• [Work to complete] Look below and pull out each line with the word "title".
--- Information supplied Enclosed Below ---
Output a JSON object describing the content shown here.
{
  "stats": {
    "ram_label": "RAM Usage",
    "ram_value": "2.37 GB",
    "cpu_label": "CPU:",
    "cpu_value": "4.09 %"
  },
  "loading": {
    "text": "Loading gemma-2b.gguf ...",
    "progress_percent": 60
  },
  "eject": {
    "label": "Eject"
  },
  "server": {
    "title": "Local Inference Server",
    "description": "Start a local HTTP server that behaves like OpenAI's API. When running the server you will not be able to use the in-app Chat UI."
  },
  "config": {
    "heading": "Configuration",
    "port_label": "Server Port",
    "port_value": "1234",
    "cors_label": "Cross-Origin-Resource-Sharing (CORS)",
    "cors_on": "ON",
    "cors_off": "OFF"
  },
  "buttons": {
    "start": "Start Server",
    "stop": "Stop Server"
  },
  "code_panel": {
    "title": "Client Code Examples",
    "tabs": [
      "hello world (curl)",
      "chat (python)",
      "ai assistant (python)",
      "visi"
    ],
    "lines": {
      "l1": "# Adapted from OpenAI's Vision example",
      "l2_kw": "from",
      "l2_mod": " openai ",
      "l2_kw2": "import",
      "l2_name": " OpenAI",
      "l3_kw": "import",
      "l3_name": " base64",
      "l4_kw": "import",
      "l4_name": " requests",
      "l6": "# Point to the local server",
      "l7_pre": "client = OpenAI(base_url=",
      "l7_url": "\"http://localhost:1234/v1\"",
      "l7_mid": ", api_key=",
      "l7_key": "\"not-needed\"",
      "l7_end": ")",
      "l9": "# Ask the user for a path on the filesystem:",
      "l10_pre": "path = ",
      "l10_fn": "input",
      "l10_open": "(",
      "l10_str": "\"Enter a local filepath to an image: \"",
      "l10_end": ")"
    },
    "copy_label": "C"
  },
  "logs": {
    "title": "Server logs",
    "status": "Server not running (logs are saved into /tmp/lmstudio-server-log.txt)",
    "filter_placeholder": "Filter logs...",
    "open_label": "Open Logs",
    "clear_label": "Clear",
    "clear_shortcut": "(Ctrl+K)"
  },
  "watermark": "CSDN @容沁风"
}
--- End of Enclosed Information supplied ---
• [Result]
    "title": "Local Inference Server",
    "title": "Client Code Examples",
    "title": "Server logs",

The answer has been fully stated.